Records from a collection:
• • • • •

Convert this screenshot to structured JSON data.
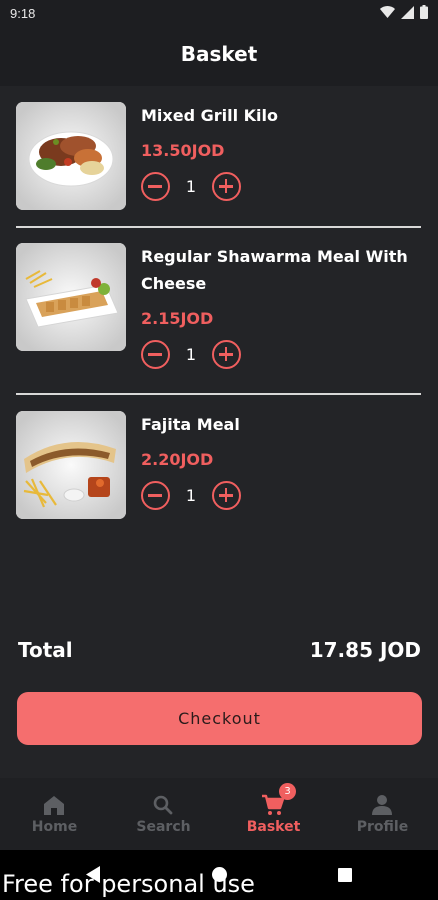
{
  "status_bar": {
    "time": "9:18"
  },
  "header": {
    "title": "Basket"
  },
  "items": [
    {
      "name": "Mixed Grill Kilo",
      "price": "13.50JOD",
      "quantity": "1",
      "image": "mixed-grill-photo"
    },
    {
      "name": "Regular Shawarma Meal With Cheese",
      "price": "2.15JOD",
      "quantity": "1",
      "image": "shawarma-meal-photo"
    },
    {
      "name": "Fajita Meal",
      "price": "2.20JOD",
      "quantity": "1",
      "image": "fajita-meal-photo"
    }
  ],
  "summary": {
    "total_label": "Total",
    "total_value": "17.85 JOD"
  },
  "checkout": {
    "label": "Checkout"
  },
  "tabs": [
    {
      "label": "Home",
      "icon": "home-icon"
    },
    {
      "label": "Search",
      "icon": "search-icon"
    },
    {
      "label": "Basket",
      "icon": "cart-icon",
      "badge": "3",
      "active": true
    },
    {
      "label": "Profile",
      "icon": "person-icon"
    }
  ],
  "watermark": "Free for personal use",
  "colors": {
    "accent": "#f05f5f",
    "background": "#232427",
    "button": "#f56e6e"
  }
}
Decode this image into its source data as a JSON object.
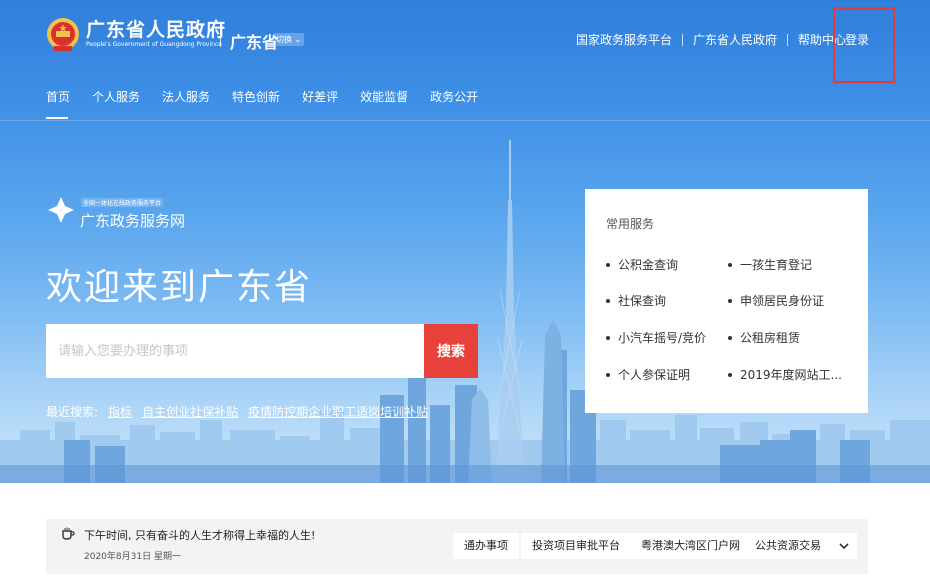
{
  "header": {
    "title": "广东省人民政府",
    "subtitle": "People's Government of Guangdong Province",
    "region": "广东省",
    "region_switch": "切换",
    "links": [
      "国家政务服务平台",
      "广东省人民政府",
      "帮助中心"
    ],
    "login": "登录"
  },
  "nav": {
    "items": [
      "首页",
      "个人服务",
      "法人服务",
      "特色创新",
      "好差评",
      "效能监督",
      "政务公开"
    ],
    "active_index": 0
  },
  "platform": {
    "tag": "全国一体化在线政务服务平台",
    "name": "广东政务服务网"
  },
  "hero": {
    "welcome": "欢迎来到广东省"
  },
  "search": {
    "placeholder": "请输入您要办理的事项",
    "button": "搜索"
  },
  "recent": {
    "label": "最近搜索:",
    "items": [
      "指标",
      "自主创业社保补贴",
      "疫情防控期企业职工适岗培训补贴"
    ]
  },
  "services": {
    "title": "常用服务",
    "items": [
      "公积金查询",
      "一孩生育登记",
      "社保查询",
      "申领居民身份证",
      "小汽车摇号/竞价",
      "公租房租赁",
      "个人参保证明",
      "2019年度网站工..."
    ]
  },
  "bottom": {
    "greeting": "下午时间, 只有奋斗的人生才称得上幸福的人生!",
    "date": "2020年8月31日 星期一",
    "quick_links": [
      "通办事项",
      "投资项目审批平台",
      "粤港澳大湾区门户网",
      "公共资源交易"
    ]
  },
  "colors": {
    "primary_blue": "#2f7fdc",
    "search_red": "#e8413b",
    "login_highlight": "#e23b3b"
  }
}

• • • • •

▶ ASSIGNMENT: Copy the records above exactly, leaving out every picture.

▶ RESULT FOR THIS TASK:
Convert this screenshot to structured JSON data.
{
  "status_bar": {
    "time": "9:18"
  },
  "header": {
    "title": "Basket"
  },
  "items": [
    {
      "name": "Mixed Grill Kilo",
      "price": "13.50JOD",
      "quantity": "1",
      "image": "mixed-grill-photo"
    },
    {
      "name": "Regular Shawarma Meal With Cheese",
      "price": "2.15JOD",
      "quantity": "1",
      "image": "shawarma-meal-photo"
    },
    {
      "name": "Fajita Meal",
      "price": "2.20JOD",
      "quantity": "1",
      "image": "fajita-meal-photo"
    }
  ],
  "summary": {
    "total_label": "Total",
    "total_value": "17.85 JOD"
  },
  "checkout": {
    "label": "Checkout"
  },
  "tabs": [
    {
      "label": "Home",
      "icon": "home-icon"
    },
    {
      "label": "Search",
      "icon": "search-icon"
    },
    {
      "label": "Basket",
      "icon": "cart-icon",
      "badge": "3",
      "active": true
    },
    {
      "label": "Profile",
      "icon": "person-icon"
    }
  ],
  "watermark": "Free for personal use",
  "colors": {
    "accent": "#f05f5f",
    "background": "#232427",
    "button": "#f56e6e"
  }
}
Decode this image into its source data as a JSON object.
{
  "header": {
    "title": "广东省人民政府",
    "subtitle": "People's Government of Guangdong Province",
    "region": "广东省",
    "region_switch": "切换",
    "links": [
      "国家政务服务平台",
      "广东省人民政府",
      "帮助中心"
    ],
    "login": "登录"
  },
  "nav": {
    "items": [
      "首页",
      "个人服务",
      "法人服务",
      "特色创新",
      "好差评",
      "效能监督",
      "政务公开"
    ],
    "active_index": 0
  },
  "platform": {
    "tag": "全国一体化在线政务服务平台",
    "name": "广东政务服务网"
  },
  "hero": {
    "welcome": "欢迎来到广东省"
  },
  "search": {
    "placeholder": "请输入您要办理的事项",
    "button": "搜索"
  },
  "recent": {
    "label": "最近搜索:",
    "items": [
      "指标",
      "自主创业社保补贴",
      "疫情防控期企业职工适岗培训补贴"
    ]
  },
  "services": {
    "title": "常用服务",
    "items": [
      "公积金查询",
      "一孩生育登记",
      "社保查询",
      "申领居民身份证",
      "小汽车摇号/竞价",
      "公租房租赁",
      "个人参保证明",
      "2019年度网站工..."
    ]
  },
  "bottom": {
    "greeting": "下午时间, 只有奋斗的人生才称得上幸福的人生!",
    "date": "2020年8月31日 星期一",
    "quick_links": [
      "通办事项",
      "投资项目审批平台",
      "粤港澳大湾区门户网",
      "公共资源交易"
    ]
  },
  "colors": {
    "primary_blue": "#2f7fdc",
    "search_red": "#e8413b",
    "login_highlight": "#e23b3b"
  }
}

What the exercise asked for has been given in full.